▶ TO DO
Copy each line in the data below that contains the word "complete".

__________

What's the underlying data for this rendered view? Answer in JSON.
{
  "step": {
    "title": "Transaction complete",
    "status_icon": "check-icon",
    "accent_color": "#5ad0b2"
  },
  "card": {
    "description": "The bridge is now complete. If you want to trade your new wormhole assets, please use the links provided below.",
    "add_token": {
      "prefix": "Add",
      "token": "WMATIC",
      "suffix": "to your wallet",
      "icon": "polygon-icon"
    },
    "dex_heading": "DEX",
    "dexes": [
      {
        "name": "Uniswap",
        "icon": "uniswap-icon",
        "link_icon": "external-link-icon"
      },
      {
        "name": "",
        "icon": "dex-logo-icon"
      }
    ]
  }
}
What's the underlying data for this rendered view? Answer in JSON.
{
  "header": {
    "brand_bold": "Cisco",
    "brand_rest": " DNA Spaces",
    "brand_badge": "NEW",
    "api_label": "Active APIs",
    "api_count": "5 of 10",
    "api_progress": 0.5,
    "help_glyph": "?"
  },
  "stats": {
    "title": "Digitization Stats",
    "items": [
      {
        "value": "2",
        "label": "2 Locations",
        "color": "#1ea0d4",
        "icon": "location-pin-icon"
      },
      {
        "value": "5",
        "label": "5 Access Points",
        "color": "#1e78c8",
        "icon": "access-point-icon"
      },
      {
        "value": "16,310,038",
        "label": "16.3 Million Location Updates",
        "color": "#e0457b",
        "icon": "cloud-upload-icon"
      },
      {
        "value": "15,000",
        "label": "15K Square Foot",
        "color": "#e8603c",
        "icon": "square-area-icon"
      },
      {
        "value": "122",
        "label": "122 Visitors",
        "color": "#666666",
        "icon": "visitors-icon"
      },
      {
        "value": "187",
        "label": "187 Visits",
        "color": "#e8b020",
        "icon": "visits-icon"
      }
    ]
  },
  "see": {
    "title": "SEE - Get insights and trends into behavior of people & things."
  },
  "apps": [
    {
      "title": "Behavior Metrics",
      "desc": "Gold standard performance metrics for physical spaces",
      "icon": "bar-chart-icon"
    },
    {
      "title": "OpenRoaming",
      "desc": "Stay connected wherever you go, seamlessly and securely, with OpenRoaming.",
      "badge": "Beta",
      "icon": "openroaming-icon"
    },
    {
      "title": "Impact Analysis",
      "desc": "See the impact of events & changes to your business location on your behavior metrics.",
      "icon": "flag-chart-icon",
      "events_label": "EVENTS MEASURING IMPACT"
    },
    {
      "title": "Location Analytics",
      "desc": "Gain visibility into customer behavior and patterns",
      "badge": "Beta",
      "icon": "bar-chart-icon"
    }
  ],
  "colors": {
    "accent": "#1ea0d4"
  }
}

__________

▶ ANSWER TO THIS EXERCISE
    "title": "Transaction complete",
    "description": "The bridge is now complete. If you want to trade your new wormhole assets, please use the links provided below.",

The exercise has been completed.